_Exercise requirements:_ Print the listing below exactly, leaving nothing out.

Data to examine below:

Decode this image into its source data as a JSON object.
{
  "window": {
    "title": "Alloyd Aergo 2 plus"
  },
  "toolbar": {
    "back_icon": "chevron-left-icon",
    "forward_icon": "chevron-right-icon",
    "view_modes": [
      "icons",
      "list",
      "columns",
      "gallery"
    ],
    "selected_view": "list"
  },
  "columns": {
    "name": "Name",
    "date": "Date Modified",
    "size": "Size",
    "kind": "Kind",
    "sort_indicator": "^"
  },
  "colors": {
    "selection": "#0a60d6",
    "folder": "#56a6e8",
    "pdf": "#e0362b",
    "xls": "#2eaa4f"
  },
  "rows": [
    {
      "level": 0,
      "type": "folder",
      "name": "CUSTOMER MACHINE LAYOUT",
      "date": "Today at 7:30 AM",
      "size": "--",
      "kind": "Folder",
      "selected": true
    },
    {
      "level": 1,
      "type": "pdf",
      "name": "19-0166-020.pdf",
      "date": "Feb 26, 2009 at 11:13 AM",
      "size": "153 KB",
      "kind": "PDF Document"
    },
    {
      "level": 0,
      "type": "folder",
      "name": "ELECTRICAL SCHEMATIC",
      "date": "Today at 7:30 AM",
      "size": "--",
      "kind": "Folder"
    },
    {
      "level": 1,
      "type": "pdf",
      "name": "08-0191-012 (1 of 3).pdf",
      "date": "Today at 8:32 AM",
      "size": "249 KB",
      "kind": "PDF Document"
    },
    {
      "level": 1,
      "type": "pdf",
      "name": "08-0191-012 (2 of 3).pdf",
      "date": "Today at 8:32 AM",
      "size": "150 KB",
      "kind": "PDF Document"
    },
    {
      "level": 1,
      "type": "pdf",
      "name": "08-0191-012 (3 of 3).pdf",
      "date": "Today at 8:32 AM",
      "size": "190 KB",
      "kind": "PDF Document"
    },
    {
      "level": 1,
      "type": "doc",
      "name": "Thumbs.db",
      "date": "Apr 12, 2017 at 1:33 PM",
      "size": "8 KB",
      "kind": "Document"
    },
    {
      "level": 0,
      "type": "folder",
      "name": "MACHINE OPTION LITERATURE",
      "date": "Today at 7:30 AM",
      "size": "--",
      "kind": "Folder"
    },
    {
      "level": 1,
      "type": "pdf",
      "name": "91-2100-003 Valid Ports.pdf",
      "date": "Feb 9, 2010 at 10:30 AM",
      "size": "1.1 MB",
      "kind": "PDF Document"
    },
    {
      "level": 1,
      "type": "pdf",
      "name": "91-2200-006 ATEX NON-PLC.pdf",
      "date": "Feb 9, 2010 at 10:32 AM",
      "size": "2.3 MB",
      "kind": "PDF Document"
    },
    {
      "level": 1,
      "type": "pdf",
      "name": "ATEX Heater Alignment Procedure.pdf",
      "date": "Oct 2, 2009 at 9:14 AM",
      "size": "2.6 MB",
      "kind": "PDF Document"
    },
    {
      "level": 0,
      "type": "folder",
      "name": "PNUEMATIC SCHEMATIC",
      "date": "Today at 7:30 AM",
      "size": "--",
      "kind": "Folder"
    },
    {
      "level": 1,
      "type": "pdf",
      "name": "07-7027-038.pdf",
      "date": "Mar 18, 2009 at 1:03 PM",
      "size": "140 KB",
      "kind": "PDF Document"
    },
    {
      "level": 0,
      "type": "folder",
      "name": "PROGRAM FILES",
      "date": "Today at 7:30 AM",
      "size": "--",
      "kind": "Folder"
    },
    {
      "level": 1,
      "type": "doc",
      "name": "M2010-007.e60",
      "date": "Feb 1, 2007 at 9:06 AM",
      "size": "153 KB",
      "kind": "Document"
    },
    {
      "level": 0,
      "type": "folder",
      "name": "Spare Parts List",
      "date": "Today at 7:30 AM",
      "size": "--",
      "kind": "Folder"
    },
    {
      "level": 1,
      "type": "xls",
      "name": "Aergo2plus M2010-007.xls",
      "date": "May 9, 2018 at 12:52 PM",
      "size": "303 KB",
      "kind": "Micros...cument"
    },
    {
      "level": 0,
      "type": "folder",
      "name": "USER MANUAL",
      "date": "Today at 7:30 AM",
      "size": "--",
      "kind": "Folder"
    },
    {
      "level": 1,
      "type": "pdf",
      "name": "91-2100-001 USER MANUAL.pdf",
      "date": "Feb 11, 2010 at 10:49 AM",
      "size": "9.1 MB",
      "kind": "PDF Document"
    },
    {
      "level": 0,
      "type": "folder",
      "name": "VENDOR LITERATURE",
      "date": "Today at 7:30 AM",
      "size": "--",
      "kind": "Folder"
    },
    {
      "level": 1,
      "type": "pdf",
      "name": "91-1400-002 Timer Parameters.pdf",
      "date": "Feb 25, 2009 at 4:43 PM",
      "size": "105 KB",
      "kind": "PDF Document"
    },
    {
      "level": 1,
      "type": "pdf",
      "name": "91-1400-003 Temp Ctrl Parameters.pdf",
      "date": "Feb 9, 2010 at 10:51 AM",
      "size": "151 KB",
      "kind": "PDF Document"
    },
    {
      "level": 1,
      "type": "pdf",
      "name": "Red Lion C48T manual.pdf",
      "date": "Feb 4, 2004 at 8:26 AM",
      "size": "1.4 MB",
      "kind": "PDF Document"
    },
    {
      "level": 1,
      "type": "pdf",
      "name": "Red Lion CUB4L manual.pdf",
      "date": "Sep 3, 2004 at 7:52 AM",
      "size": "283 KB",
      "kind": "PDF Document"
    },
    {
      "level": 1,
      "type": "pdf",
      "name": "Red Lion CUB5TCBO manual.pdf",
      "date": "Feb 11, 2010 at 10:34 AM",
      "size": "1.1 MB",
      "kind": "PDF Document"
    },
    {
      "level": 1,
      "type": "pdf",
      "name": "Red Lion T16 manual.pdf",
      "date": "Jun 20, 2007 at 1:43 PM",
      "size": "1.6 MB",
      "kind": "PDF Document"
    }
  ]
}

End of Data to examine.

_Output for this exercise:_
Decode this image into its source data as a JSON object.
{
  "window": {
    "title": "Alloyd Aergo 2 plus"
  },
  "toolbar": {
    "back_icon": "chevron-left-icon",
    "forward_icon": "chevron-right-icon",
    "view_modes": [
      "icons",
      "list",
      "columns",
      "gallery"
    ],
    "selected_view": "list"
  },
  "columns": {
    "name": "Name",
    "date": "Date Modified",
    "size": "Size",
    "kind": "Kind",
    "sort_indicator": "^"
  },
  "colors": {
    "selection": "#0a60d6",
    "folder": "#56a6e8",
    "pdf": "#e0362b",
    "xls": "#2eaa4f"
  },
  "rows": [
    {
      "level": 0,
      "type": "folder",
      "name": "CUSTOMER MACHINE LAYOUT",
      "date": "Today at 7:30 AM",
      "size": "--",
      "kind": "Folder",
      "selected": true
    },
    {
      "level": 1,
      "type": "pdf",
      "name": "19-0166-020.pdf",
      "date": "Feb 26, 2009 at 11:13 AM",
      "size": "153 KB",
      "kind": "PDF Document"
    },
    {
      "level": 0,
      "type": "folder",
      "name": "ELECTRICAL SCHEMATIC",
      "date": "Today at 7:30 AM",
      "size": "--",
      "kind": "Folder"
    },
    {
      "level": 1,
      "type": "pdf",
      "name": "08-0191-012 (1 of 3).pdf",
      "date": "Today at 8:32 AM",
      "size": "249 KB",
      "kind": "PDF Document"
    },
    {
      "level": 1,
      "type": "pdf",
      "name": "08-0191-012 (2 of 3).pdf",
      "date": "Today at 8:32 AM",
      "size": "150 KB",
      "kind": "PDF Document"
    },
    {
      "level": 1,
      "type": "pdf",
      "name": "08-0191-012 (3 of 3).pdf",
      "date": "Today at 8:32 AM",
      "size": "190 KB",
      "kind": "PDF Document"
    },
    {
      "level": 1,
      "type": "doc",
      "name": "Thumbs.db",
      "date": "Apr 12, 2017 at 1:33 PM",
      "size": "8 KB",
      "kind": "Document"
    },
    {
      "level": 0,
      "type": "folder",
      "name": "MACHINE OPTION LITERATURE",
      "date": "Today at 7:30 AM",
      "size": "--",
      "kind": "Folder"
    },
    {
      "level": 1,
      "type": "pdf",
      "name": "91-2100-003 Valid Ports.pdf",
      "date": "Feb 9, 2010 at 10:30 AM",
      "size": "1.1 MB",
      "kind": "PDF Document"
    },
    {
      "level": 1,
      "type": "pdf",
      "name": "91-2200-006 ATEX NON-PLC.pdf",
      "date": "Feb 9, 2010 at 10:32 AM",
      "size": "2.3 MB",
      "kind": "PDF Document"
    },
    {
      "level": 1,
      "type": "pdf",
      "name": "ATEX Heater Alignment Procedure.pdf",
      "date": "Oct 2, 2009 at 9:14 AM",
      "size": "2.6 MB",
      "kind": "PDF Document"
    },
    {
      "level": 0,
      "type": "folder",
      "name": "PNUEMATIC SCHEMATIC",
      "date": "Today at 7:30 AM",
      "size": "--",
      "kind": "Folder"
    },
    {
      "level": 1,
      "type": "pdf",
      "name": "07-7027-038.pdf",
      "date": "Mar 18, 2009 at 1:03 PM",
      "size": "140 KB",
      "kind": "PDF Document"
    },
    {
      "level": 0,
      "type": "folder",
      "name": "PROGRAM FILES",
      "date": "Today at 7:30 AM",
      "size": "--",
      "kind": "Folder"
    },
    {
      "level": 1,
      "type": "doc",
      "name": "M2010-007.e60",
      "date": "Feb 1, 2007 at 9:06 AM",
      "size": "153 KB",
      "kind": "Document"
    },
    {
      "level": 0,
      "type": "folder",
      "name": "Spare Parts List",
      "date": "Today at 7:30 AM",
      "size": "--",
      "kind": "Folder"
    },
    {
      "level": 1,
      "type": "xls",
      "name": "Aergo2plus M2010-007.xls",
      "date": "May 9, 2018 at 12:52 PM",
      "size": "303 KB",
      "kind": "Micros...cument"
    },
    {
      "level": 0,
      "type": "folder",
      "name": "USER MANUAL",
      "date": "Today at 7:30 AM",
      "size": "--",
      "kind": "Folder"
    },
    {
      "level": 1,
      "type": "pdf",
      "name": "91-2100-001 USER MANUAL.pdf",
      "date": "Feb 11, 2010 at 10:49 AM",
      "size": "9.1 MB",
      "kind": "PDF Document"
    },
    {
      "level": 0,
      "type": "folder",
      "name": "VENDOR LITERATURE",
      "date": "Today at 7:30 AM",
      "size": "--",
      "kind": "Folder"
    },
    {
      "level": 1,
      "type": "pdf",
      "name": "91-1400-002 Timer Parameters.pdf",
      "date": "Feb 25, 2009 at 4:43 PM",
      "size": "105 KB",
      "kind": "PDF Document"
    },
    {
      "level": 1,
      "type": "pdf",
      "name": "91-1400-003 Temp Ctrl Parameters.pdf",
      "date": "Feb 9, 2010 at 10:51 AM",
      "size": "151 KB",
      "kind": "PDF Document"
    },
    {
      "level": 1,
      "type": "pdf",
      "name": "Red Lion C48T manual.pdf",
      "date": "Feb 4, 2004 at 8:26 AM",
      "size": "1.4 MB",
      "kind": "PDF Document"
    },
    {
      "level": 1,
      "type": "pdf",
      "name": "Red Lion CUB4L manual.pdf",
      "date": "Sep 3, 2004 at 7:52 AM",
      "size": "283 KB",
      "kind": "PDF Document"
    },
    {
      "level": 1,
      "type": "pdf",
      "name": "Red Lion CUB5TCBO manual.pdf",
      "date": "Feb 11, 2010 at 10:34 AM",
      "size": "1.1 MB",
      "kind": "PDF Document"
    },
    {
      "level": 1,
      "type": "pdf",
      "name": "Red Lion T16 manual.pdf",
      "date": "Jun 20, 2007 at 1:43 PM",
      "size": "1.6 MB",
      "kind": "PDF Document"
    }
  ]
}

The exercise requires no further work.